*Web page and app entries*.
==============================
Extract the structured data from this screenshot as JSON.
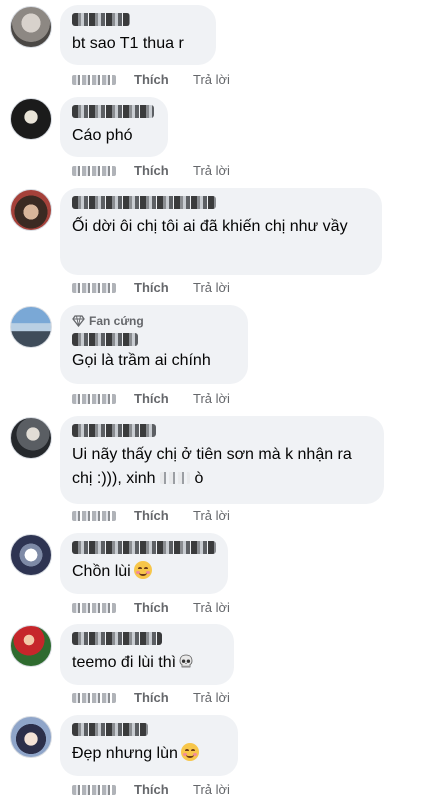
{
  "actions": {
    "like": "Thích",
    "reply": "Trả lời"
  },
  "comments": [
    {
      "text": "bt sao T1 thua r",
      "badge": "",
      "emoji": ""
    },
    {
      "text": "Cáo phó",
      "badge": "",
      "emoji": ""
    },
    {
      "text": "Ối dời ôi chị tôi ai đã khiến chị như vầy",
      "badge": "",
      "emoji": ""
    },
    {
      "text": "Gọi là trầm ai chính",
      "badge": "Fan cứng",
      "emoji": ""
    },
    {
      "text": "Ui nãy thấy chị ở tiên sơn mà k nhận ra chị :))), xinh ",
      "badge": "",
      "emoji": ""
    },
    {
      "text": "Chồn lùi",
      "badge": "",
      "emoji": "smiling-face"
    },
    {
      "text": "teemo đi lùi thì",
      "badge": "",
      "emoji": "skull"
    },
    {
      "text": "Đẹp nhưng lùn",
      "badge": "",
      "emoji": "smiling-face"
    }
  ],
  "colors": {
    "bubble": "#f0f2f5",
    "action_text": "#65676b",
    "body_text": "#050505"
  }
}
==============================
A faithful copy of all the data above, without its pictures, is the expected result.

Extract the structured data from this screenshot as JSON.
{
  "actions": {
    "like": "Thích",
    "reply": "Trả lời"
  },
  "comments": [
    {
      "text": "bt sao T1 thua r",
      "badge": "",
      "emoji": ""
    },
    {
      "text": "Cáo phó",
      "badge": "",
      "emoji": ""
    },
    {
      "text": "Ối dời ôi chị tôi ai đã khiến chị như vầy",
      "badge": "",
      "emoji": ""
    },
    {
      "text": "Gọi là trầm ai chính",
      "badge": "Fan cứng",
      "emoji": ""
    },
    {
      "text": "Ui nãy thấy chị ở tiên sơn mà k nhận ra chị :))), xinh ",
      "badge": "",
      "emoji": ""
    },
    {
      "text": "Chồn lùi",
      "badge": "",
      "emoji": "smiling-face"
    },
    {
      "text": "teemo đi lùi thì",
      "badge": "",
      "emoji": "skull"
    },
    {
      "text": "Đẹp nhưng lùn",
      "badge": "",
      "emoji": "smiling-face"
    }
  ],
  "colors": {
    "bubble": "#f0f2f5",
    "action_text": "#65676b",
    "body_text": "#050505"
  }
}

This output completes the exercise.